(Goal of the exercise) Below are some records; state how many of their lines contain the word "calendar", and add nothing.

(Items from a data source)
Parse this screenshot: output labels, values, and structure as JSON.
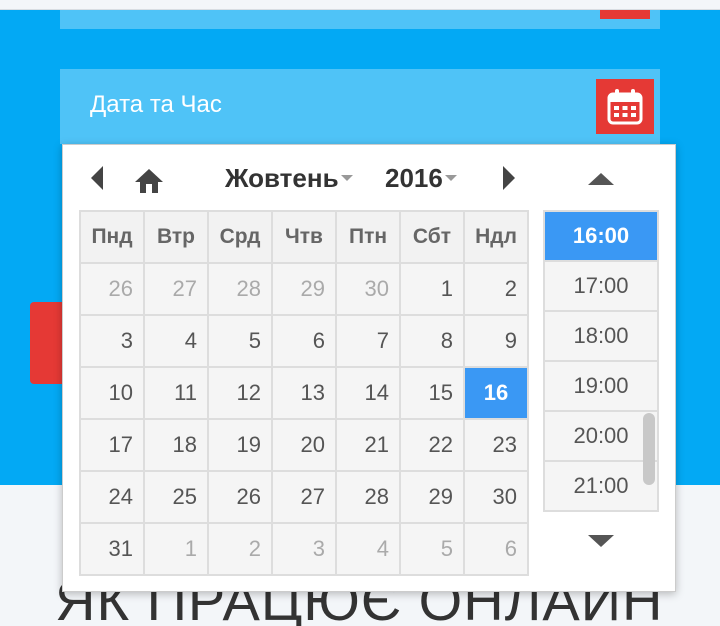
{
  "field": {
    "label": "Дата та Час",
    "calendar_icon": "calendar-icon"
  },
  "calendar": {
    "month": "Жовтень",
    "year": "2016",
    "weekdays": [
      "Пнд",
      "Втр",
      "Срд",
      "Чтв",
      "Птн",
      "Сбт",
      "Ндл"
    ],
    "weeks": [
      [
        "26",
        "27",
        "28",
        "29",
        "30",
        "1",
        "2"
      ],
      [
        "3",
        "4",
        "5",
        "6",
        "7",
        "8",
        "9"
      ],
      [
        "10",
        "11",
        "12",
        "13",
        "14",
        "15",
        "16"
      ],
      [
        "17",
        "18",
        "19",
        "20",
        "21",
        "22",
        "23"
      ],
      [
        "24",
        "25",
        "26",
        "27",
        "28",
        "29",
        "30"
      ],
      [
        "31",
        "1",
        "2",
        "3",
        "4",
        "5",
        "6"
      ]
    ],
    "selected_day": "16"
  },
  "time": {
    "slots": [
      "16:00",
      "17:00",
      "18:00",
      "19:00",
      "20:00",
      "21:00"
    ],
    "selected": "16:00"
  },
  "page": {
    "heading": "ЯК ПРАЦЮЄ ОНЛАЙН"
  },
  "colors": {
    "primary_blue": "#03a9f4",
    "field_blue": "#4fc3f7",
    "accent_red": "#e53935",
    "selected_blue": "#3a98f4"
  }
}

(Your response) 2